● **What is expected**: Copy each line of the listing that includes "false".
----
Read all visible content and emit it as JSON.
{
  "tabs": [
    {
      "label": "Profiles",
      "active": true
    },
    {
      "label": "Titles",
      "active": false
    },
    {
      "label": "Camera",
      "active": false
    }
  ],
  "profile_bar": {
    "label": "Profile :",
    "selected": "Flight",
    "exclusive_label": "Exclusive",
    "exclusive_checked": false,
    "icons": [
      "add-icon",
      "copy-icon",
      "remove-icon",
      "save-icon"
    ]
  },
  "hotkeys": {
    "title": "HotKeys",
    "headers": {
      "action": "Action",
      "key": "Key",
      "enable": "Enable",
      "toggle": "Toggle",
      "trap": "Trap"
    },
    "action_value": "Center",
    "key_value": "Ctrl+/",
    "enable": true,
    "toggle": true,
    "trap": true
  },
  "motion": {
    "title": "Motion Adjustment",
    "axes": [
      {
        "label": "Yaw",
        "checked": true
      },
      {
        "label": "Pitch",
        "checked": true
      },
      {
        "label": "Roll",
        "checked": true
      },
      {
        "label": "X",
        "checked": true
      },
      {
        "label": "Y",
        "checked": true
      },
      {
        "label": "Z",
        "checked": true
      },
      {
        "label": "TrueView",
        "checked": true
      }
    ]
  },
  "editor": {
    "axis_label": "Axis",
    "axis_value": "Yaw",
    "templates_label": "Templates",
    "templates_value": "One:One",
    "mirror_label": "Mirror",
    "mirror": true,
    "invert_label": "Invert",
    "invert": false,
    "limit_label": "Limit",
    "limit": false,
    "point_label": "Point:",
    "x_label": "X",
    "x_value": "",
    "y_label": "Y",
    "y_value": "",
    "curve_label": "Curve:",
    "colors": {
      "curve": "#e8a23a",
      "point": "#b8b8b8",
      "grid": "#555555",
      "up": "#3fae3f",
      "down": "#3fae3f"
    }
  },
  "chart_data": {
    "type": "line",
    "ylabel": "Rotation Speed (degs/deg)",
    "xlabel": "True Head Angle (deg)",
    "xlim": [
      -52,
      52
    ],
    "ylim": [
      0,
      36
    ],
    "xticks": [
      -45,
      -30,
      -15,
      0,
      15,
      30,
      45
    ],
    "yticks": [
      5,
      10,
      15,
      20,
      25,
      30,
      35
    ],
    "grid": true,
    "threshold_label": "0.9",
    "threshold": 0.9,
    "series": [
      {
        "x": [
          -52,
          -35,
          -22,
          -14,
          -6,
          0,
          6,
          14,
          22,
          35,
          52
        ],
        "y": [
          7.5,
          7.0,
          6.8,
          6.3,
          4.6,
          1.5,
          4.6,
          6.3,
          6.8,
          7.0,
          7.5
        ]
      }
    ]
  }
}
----
● **Reply to the exercise**:
      "active": false
      "active": false
    "exclusive_checked": false,
    "invert": false,
    "limit": false,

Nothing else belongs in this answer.